======== TASK INPUT ========
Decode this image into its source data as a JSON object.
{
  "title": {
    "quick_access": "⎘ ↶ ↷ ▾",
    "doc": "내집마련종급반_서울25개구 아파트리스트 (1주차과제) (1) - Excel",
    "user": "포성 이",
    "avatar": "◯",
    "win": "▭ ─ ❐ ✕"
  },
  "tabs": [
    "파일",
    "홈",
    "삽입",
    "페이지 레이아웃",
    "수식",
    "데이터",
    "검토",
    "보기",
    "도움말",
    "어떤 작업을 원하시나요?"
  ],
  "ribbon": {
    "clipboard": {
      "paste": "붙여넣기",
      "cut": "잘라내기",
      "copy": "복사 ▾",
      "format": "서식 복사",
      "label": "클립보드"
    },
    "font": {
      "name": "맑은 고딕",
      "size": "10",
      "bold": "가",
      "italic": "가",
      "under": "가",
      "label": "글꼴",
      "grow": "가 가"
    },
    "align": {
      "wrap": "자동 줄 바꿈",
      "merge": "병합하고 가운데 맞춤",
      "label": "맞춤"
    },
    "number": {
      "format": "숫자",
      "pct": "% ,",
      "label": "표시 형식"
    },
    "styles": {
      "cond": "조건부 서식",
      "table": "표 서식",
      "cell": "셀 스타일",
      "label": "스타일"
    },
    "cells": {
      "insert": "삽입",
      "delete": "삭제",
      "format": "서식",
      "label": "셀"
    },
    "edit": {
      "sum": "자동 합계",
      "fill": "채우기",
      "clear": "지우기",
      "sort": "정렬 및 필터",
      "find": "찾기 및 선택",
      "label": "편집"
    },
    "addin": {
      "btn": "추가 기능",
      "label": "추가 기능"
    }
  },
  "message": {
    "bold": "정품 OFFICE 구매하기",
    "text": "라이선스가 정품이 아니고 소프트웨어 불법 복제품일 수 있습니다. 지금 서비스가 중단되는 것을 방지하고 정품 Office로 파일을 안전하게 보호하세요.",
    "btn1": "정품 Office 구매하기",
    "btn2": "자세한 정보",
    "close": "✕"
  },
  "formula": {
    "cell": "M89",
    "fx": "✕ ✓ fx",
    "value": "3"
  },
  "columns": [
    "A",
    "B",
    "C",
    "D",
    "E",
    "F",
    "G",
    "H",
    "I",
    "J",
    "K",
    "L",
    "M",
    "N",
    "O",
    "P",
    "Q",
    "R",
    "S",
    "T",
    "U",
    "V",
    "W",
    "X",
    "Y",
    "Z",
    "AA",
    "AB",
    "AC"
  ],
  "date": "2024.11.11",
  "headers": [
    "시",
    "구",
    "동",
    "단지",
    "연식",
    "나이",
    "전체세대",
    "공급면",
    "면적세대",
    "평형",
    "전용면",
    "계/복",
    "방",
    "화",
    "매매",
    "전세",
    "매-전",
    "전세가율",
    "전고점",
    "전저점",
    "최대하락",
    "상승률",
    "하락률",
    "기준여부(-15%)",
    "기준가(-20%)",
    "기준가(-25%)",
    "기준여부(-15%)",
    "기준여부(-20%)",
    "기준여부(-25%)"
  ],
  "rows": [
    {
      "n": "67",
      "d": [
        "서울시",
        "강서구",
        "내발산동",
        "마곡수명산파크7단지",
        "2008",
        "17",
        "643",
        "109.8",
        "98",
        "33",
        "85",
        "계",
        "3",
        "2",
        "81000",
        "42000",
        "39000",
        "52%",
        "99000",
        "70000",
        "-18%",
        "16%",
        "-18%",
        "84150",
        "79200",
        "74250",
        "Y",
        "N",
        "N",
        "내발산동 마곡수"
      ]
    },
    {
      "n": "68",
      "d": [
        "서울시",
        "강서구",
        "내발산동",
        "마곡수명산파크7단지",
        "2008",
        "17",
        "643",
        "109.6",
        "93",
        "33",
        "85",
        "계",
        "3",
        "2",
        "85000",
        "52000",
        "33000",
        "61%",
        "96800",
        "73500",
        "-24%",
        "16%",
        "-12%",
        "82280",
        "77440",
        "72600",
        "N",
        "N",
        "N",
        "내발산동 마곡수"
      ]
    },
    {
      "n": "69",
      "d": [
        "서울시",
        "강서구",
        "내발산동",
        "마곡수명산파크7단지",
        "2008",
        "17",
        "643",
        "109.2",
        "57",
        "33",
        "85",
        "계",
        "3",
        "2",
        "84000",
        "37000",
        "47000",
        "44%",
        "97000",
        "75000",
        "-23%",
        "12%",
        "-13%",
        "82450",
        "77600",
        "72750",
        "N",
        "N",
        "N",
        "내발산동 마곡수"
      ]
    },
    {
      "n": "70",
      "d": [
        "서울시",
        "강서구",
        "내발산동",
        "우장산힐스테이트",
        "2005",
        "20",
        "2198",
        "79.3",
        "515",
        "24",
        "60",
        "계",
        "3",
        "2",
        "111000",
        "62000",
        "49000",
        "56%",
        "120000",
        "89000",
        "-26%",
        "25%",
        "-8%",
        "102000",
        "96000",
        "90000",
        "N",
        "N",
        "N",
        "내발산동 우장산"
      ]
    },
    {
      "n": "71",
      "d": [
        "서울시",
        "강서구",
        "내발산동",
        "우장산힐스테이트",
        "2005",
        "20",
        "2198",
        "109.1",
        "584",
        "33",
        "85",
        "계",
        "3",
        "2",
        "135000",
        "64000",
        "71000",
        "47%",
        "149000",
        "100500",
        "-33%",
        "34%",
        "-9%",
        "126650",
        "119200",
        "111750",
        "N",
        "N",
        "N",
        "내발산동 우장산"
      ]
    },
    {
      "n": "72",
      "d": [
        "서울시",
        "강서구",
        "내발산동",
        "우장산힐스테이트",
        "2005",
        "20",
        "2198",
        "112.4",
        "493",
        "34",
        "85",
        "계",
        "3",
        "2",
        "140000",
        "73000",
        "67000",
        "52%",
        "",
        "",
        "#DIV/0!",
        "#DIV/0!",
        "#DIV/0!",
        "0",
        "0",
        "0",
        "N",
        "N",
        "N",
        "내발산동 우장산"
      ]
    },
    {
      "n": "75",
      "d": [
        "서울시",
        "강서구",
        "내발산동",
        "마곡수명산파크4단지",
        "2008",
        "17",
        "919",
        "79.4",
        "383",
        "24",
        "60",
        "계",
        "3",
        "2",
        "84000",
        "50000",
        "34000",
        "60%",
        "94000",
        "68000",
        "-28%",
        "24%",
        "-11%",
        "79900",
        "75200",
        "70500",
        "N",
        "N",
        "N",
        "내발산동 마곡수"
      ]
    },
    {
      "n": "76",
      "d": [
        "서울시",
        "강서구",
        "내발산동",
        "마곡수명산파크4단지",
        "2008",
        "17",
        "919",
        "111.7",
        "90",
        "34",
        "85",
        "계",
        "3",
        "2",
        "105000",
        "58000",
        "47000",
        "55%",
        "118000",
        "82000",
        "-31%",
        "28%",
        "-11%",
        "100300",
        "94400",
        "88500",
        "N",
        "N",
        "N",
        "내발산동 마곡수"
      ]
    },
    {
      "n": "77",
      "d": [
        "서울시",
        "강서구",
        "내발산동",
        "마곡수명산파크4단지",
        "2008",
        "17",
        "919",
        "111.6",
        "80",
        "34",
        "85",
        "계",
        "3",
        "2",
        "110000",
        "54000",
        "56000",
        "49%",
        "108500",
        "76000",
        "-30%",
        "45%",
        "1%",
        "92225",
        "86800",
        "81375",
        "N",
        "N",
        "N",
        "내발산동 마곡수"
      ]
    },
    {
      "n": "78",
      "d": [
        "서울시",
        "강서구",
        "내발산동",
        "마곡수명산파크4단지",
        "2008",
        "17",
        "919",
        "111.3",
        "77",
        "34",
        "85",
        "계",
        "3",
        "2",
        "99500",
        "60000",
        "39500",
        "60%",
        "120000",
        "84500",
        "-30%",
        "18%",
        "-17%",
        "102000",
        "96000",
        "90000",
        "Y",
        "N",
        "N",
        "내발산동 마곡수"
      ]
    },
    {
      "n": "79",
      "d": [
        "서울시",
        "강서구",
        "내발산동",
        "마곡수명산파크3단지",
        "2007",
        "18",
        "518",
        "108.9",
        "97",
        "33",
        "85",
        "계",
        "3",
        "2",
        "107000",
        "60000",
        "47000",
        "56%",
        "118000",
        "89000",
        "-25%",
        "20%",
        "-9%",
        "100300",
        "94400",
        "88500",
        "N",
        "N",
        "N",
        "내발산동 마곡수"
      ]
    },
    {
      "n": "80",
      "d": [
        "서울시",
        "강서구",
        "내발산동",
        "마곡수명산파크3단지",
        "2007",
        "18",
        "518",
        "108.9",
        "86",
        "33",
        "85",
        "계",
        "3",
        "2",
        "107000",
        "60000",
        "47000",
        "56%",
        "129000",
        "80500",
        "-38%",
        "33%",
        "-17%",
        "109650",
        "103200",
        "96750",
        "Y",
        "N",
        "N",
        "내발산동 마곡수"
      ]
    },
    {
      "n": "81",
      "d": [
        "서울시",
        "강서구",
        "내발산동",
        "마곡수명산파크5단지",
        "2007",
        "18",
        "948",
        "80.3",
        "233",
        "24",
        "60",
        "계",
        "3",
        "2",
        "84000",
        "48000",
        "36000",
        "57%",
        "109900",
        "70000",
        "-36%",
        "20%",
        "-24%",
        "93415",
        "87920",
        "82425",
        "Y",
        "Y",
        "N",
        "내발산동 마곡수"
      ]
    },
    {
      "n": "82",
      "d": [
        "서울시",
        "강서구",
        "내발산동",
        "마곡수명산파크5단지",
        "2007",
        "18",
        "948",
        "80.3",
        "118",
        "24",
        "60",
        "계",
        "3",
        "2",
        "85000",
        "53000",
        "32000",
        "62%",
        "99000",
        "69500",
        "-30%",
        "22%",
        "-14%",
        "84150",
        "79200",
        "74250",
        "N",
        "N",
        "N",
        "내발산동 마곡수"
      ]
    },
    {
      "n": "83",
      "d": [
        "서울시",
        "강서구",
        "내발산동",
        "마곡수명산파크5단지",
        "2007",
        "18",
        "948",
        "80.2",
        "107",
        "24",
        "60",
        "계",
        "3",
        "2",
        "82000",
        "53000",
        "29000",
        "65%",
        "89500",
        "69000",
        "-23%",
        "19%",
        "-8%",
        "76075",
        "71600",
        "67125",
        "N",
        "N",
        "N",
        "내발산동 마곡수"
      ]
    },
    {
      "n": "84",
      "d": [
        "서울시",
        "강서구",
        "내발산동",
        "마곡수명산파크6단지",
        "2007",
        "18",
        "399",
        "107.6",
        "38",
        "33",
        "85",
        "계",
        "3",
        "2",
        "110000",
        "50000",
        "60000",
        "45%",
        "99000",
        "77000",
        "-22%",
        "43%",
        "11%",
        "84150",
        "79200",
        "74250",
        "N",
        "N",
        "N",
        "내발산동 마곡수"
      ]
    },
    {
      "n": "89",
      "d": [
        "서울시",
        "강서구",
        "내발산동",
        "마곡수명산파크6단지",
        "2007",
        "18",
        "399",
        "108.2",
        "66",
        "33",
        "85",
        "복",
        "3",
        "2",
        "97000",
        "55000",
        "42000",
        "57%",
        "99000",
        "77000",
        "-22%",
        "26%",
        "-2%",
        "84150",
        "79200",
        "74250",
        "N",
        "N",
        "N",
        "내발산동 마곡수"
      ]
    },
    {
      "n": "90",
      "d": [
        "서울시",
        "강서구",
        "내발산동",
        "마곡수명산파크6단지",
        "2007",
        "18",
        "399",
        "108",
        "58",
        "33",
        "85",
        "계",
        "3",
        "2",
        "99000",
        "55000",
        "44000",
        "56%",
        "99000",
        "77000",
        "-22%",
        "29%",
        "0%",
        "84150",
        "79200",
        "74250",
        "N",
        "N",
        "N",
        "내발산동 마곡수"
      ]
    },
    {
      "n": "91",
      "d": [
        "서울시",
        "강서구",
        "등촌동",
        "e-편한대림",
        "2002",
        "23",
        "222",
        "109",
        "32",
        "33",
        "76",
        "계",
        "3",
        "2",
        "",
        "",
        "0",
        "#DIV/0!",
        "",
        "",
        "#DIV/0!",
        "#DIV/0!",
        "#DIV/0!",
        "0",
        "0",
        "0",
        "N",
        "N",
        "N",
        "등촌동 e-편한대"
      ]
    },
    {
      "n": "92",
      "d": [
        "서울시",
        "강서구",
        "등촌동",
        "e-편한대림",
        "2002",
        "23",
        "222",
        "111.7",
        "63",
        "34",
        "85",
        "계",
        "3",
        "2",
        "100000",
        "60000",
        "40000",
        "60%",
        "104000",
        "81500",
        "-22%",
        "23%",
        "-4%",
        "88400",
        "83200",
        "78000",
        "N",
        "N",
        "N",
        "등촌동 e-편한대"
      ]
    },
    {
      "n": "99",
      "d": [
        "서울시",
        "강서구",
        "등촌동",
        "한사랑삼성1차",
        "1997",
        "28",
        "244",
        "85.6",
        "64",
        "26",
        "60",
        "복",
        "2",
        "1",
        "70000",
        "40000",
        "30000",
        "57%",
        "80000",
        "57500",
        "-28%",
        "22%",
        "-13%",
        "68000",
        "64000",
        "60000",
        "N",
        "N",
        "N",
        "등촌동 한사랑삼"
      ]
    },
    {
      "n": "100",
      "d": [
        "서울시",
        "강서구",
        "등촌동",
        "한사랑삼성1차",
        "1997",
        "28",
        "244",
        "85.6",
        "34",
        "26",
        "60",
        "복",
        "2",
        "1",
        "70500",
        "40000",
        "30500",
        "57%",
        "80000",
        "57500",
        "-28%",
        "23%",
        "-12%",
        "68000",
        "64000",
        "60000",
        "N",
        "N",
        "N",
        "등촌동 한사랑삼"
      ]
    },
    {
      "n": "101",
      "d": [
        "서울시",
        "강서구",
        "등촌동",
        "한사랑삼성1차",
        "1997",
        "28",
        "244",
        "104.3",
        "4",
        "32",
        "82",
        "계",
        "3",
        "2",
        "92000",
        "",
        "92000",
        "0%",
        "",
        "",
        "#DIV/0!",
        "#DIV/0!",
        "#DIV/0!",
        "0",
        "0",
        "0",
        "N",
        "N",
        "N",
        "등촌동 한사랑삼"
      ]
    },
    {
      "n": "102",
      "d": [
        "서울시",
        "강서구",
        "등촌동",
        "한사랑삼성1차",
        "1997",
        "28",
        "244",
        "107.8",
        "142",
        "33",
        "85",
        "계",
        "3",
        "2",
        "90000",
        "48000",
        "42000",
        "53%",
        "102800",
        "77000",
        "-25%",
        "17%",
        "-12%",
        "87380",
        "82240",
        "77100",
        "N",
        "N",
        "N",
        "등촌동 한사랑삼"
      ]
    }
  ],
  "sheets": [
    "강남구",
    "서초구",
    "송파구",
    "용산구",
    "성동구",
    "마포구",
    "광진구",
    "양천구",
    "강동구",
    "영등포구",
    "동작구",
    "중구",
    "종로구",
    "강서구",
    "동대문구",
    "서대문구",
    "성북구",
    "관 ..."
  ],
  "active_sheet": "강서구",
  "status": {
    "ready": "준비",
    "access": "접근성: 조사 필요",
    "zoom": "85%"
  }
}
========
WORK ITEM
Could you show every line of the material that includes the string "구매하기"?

EXERCISE RESPONSE
    "bold": "정품 OFFICE 구매하기",
    "btn1": "정품 Office 구매하기",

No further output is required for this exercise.